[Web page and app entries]
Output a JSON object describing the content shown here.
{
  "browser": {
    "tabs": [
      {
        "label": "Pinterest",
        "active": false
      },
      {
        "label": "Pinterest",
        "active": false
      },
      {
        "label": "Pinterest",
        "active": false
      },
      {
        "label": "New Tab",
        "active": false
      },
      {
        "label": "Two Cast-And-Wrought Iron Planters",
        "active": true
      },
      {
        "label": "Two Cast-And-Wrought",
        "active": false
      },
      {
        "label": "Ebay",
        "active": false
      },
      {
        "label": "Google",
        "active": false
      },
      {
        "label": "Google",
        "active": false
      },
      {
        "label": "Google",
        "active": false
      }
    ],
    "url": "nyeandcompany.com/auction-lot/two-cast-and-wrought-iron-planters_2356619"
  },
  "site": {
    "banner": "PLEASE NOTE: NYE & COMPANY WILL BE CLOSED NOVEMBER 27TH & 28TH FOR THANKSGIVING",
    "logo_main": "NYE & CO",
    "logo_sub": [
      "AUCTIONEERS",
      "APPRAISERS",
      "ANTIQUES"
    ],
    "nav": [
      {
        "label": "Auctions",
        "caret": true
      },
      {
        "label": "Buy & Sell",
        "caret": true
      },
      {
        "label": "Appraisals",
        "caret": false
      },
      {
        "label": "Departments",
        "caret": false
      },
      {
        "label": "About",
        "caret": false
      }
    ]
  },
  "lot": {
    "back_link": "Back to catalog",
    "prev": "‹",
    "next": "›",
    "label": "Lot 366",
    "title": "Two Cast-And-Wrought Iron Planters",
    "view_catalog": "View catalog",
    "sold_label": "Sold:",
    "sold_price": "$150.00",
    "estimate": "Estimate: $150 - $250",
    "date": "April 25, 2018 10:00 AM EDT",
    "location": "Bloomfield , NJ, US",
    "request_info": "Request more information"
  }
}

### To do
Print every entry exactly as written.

### Task solution
Output a JSON object describing the content shown here.
{
  "browser": {
    "tabs": [
      {
        "label": "Pinterest",
        "active": false
      },
      {
        "label": "Pinterest",
        "active": false
      },
      {
        "label": "Pinterest",
        "active": false
      },
      {
        "label": "New Tab",
        "active": false
      },
      {
        "label": "Two Cast-And-Wrought Iron Planters",
        "active": true
      },
      {
        "label": "Two Cast-And-Wrought",
        "active": false
      },
      {
        "label": "Ebay",
        "active": false
      },
      {
        "label": "Google",
        "active": false
      },
      {
        "label": "Google",
        "active": false
      },
      {
        "label": "Google",
        "active": false
      }
    ],
    "url": "nyeandcompany.com/auction-lot/two-cast-and-wrought-iron-planters_2356619"
  },
  "site": {
    "banner": "PLEASE NOTE: NYE & COMPANY WILL BE CLOSED NOVEMBER 27TH & 28TH FOR THANKSGIVING",
    "logo_main": "NYE & CO",
    "logo_sub": [
      "AUCTIONEERS",
      "APPRAISERS",
      "ANTIQUES"
    ],
    "nav": [
      {
        "label": "Auctions",
        "caret": true
      },
      {
        "label": "Buy & Sell",
        "caret": true
      },
      {
        "label": "Appraisals",
        "caret": false
      },
      {
        "label": "Departments",
        "caret": false
      },
      {
        "label": "About",
        "caret": false
      }
    ]
  },
  "lot": {
    "back_link": "Back to catalog",
    "prev": "‹",
    "next": "›",
    "label": "Lot 366",
    "title": "Two Cast-And-Wrought Iron Planters",
    "view_catalog": "View catalog",
    "sold_label": "Sold:",
    "sold_price": "$150.00",
    "estimate": "Estimate: $150 - $250",
    "date": "April 25, 2018 10:00 AM EDT",
    "location": "Bloomfield , NJ, US",
    "request_info": "Request more information"
  }
}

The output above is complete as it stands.